AIM OF THE EXERCISE: What you produce should be every line from the data that includes "text".

╔══

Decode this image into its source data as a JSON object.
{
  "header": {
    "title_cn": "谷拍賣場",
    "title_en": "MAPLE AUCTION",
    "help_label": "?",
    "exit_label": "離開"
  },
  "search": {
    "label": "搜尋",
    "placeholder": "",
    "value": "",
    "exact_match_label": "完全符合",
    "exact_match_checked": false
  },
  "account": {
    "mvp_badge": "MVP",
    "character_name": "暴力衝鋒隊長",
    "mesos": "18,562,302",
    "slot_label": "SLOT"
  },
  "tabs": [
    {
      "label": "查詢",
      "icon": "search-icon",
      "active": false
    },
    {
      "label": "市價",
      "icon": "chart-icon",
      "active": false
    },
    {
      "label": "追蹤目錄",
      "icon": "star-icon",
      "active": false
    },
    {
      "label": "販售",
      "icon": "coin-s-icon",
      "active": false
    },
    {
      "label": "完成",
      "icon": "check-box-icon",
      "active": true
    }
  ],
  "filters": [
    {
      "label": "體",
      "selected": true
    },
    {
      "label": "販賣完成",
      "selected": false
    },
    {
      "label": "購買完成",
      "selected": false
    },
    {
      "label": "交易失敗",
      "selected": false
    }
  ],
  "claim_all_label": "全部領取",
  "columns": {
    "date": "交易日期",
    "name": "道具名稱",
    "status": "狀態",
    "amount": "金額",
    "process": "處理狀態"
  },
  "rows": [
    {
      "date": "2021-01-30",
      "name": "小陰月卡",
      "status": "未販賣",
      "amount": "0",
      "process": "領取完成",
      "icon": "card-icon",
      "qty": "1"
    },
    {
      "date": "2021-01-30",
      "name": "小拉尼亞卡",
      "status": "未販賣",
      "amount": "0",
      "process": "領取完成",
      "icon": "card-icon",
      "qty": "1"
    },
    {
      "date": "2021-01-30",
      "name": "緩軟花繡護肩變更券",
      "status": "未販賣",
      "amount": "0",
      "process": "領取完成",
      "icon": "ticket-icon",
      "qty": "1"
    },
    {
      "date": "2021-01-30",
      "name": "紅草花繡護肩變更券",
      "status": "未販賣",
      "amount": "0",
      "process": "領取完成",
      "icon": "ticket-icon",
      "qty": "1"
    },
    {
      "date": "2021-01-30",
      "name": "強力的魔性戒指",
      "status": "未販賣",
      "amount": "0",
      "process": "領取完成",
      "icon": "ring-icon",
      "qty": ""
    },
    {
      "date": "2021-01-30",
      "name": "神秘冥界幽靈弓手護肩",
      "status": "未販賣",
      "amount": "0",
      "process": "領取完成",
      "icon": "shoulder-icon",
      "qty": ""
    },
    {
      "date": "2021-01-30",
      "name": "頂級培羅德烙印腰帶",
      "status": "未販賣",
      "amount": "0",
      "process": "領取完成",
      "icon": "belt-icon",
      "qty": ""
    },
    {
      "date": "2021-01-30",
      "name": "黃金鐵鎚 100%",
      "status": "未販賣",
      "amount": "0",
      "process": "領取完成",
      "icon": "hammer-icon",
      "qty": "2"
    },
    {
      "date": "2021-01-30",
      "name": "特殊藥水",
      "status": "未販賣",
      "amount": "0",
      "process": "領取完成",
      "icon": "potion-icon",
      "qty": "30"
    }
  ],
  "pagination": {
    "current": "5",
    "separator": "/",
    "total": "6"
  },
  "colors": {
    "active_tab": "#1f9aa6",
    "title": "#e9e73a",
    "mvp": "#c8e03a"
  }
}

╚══
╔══

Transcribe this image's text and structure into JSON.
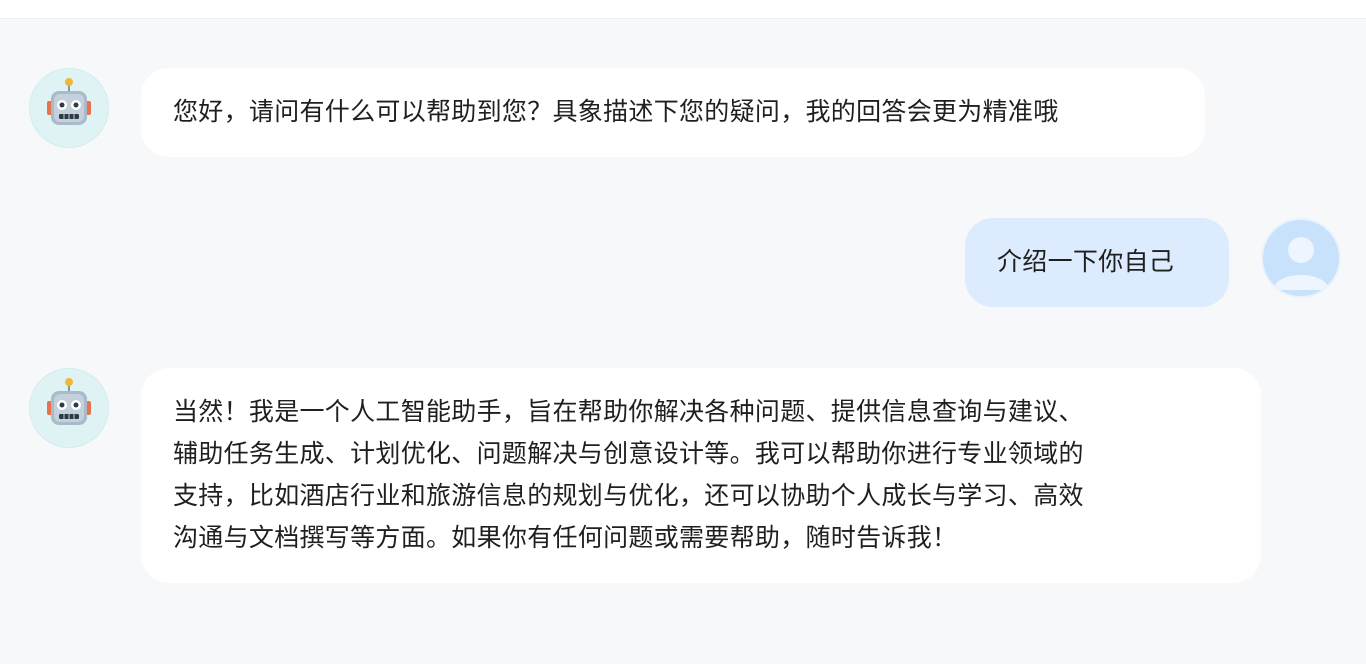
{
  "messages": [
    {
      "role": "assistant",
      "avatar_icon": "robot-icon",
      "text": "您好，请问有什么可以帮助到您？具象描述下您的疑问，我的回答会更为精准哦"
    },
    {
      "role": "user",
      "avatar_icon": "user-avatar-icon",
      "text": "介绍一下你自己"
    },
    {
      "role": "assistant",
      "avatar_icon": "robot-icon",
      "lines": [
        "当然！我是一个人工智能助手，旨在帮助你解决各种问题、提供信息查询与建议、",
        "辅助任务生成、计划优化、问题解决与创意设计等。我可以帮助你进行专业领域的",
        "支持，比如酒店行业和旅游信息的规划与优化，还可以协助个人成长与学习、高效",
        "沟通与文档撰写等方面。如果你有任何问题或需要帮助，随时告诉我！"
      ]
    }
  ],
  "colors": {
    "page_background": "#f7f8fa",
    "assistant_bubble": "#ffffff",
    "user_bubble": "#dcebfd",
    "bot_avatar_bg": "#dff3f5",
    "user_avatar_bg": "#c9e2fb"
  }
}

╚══

EXERCISE RESPONSE:
Transcribe this image's text and structure into JSON.
      "text": "您好，请问有什么可以帮助到您？具象描述下您的疑问，我的回答会更为精准哦"
      "text": "介绍一下你自己"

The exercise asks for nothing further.